Lt. Hollie Connors said up to 80 masked bandits blocked the street up and down Broadway Plaza with up to 25 vehicles that had license plates covered from possible identification. Though the city began placing officers inside Nordstrom earlier this year after similar smash-and-grab robberies, no officers were on site just before 9 p.m. Saturday when the coordinated attack took place.
Three employees were injured, including one who was pepper-sprayed.
Police arrested three suspects Saturday night, at least one with a gun, as dozens more fled. Connors said they were still being held Sunday, though didn't know if they were still in custody Monday afternoon.
The robbery may have been part of a larger string of robberies happening at jewelry and other high-end stores around the Bay Area.
On Sunday night, 8 to 10 suspects with hammers hit Sam's Jewelry at Hayward's Southland Mall. About an hour later, suspects rushed high-end athletic apparel store Lululemon in San Jose's Santana Row, making off with merchandise.
Connors said it's not clear whether there's a connection. She said police believed another attempt would be made at Nordstrom Sunday night, and police blocked off ether end of the street and put its ready and react team on alert. No trouble was reported.
"I don't know if that made them divert, or what happened," Connors said. "We had some information that that same group might come back. We prepared."
Walnut Creek Mayor Kevin Wilk said the city will keep Broadway Plaza free of cars at least through the holidays.
"This is really all hands on deck," Wilk said. "We'll have more police downtown. We'll be monitoring online chatter and communicating with all our stores."
Connors said police resources and staffing aren't optimum right now, and people may be taking advantage.
"Police agencies are hurting right now, "Connors said.
She said there was an officer posted at the nearby Apple Store Saturday night, who was alerted to what were initially reported as a high number of reckless driving incidents around the plaza. Police responded quickly, but were hampered by the sheer number of suspects driving away in so many vehicles.
"We doing what we can do, with increased foot patrols on weekends," Connors said, adding that departments may need better coordination and more joint efforts.

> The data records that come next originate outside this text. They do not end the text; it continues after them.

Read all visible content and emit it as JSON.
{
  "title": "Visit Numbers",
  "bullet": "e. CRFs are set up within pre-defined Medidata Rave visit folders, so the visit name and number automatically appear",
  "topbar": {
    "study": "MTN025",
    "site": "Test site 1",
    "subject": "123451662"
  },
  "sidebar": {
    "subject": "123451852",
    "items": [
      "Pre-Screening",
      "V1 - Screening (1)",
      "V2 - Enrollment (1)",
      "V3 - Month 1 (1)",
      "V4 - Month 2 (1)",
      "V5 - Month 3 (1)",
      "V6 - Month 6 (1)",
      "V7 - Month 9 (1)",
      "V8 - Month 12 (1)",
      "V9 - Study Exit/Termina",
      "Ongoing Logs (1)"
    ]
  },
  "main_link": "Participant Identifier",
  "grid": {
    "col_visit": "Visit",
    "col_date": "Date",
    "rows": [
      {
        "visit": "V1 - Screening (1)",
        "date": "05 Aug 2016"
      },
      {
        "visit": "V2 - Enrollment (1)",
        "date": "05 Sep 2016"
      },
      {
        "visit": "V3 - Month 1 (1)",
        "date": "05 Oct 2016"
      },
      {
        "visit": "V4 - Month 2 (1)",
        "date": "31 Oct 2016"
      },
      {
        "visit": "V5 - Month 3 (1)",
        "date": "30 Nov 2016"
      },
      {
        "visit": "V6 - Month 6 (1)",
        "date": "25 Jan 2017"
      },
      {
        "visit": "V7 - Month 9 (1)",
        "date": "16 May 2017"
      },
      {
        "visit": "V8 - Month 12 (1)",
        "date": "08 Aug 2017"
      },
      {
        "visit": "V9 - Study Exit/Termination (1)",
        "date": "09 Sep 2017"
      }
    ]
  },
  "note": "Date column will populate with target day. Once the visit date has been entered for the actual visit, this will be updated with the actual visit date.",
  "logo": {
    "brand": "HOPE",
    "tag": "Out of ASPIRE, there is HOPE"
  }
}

There's also possibility of sharing intelligence resources with federal law enforcement.
Wilk said he expects more arrests as more video evidence is analyzed. He spent much of Monday in meetings about the city response, including discussions with other mayors on how to coordinate. He said the city also needs county help.
"We need the D.A. to charge and prosecute these cases to the full extent of the law," Wilk said. "If people see they're going to be caught, they'll think twice. We need to make people feel safe in Walnut Creek. We demand it."